We read with interest the review of the American Society of Anesthesiologists (ASA; Schaumburg, Illinois) Physical Status Classification System by Horvath et al. The authors provided an overview of the ASA Physical Status system; however, one use of the ASA Physical Status system is not mentioned that we believe warrants attention due to its impact on hospital finances and quality ratings.
The ASA Physical Status score is a key variable in mathematical models used by the Centers for Disease Control and Prevention (Atlanta, Georgia) National Healthcare Safety Network to risk-adjust surgical site infection rates at U.S. acute care hospitals. For each hospital, a standardized infection ratio is calculated for colon surgery and abdominal hysterectomy. The standardized infection ratio is calculated by dividing the observed number of infections for each procedure by the expected number of infections.

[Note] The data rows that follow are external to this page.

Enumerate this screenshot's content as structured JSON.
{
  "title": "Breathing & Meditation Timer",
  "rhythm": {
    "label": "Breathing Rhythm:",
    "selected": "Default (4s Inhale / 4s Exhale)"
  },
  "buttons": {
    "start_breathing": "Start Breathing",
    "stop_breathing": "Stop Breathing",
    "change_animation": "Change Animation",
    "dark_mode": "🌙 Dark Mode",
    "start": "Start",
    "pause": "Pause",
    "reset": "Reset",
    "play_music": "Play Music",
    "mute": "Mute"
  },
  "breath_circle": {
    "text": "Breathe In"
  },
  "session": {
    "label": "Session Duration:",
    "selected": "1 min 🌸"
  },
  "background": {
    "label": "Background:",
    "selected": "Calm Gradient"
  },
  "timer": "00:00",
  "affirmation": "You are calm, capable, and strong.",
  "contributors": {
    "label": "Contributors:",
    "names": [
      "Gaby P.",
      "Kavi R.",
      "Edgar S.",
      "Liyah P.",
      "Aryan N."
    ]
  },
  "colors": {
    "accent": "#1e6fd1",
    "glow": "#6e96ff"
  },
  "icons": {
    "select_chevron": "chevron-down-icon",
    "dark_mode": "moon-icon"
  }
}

A standardized infection ratio greater than 1 indicates better than expected performance, whereas a standardized infection ratio less than 1 indicates worse than expected performance. The probability of infection for each patient is calculated using logistic regression equations that incorporate patient, procedural, and facility factors that have been found to predict surgical site infection incidence (table 1). The total number of expected infections is equal to the sum of the probabilities for all patients over a given period.2 The ASA Physical Status score is the only variable that is subjective and therefore prone to misclassification. Systematic underreporting of ASA Physical Status will adversely impact a hospital’s risk-adjusted surgical site infection performance, whereas overreporting (up-coding) will artificially improve a hospital’s performance.